- Task directions -
Go through the material below and please tally the lines that hold the word "Gallery"; the number alone is the answer.

+ + + + +

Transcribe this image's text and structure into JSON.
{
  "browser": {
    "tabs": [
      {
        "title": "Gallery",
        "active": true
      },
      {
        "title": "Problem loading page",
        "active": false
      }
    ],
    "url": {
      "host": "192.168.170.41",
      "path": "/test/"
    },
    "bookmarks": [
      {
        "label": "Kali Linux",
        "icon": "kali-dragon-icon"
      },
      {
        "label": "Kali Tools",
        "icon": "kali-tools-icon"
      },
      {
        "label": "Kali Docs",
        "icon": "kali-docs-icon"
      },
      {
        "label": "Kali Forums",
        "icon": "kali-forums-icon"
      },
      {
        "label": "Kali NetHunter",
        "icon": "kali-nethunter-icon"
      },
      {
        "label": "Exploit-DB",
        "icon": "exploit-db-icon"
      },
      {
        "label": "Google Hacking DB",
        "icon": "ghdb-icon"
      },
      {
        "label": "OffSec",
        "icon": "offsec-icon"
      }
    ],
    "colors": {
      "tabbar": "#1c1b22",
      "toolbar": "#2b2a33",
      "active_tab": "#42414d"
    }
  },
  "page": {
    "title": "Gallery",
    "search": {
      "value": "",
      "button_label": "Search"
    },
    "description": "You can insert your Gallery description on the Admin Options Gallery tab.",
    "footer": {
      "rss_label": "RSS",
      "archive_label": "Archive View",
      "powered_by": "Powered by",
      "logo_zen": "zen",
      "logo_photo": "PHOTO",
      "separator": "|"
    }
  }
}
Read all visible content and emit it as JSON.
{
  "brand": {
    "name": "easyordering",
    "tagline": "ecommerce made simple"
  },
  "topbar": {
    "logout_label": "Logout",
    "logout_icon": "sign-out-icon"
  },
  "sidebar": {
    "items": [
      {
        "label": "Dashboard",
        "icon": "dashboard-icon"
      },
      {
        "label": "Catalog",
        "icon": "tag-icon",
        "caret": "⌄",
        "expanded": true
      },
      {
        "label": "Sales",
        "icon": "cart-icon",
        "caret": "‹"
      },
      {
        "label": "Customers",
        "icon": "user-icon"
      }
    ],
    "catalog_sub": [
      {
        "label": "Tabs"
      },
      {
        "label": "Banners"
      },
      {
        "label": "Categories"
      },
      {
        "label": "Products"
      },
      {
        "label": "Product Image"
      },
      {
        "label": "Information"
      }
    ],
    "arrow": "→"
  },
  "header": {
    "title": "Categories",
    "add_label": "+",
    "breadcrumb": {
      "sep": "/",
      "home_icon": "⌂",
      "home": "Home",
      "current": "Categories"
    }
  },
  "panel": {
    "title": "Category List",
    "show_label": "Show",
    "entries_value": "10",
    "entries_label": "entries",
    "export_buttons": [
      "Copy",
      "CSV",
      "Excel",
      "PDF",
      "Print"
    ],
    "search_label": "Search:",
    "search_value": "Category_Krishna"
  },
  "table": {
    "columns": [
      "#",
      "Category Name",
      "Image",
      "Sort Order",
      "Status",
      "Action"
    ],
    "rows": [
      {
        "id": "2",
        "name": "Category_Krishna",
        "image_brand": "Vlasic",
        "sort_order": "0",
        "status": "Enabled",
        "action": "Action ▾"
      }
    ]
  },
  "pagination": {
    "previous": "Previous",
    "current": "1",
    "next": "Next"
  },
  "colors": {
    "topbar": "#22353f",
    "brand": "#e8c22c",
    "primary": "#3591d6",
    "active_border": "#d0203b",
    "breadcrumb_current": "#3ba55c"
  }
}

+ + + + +

- Solution to the problem -
3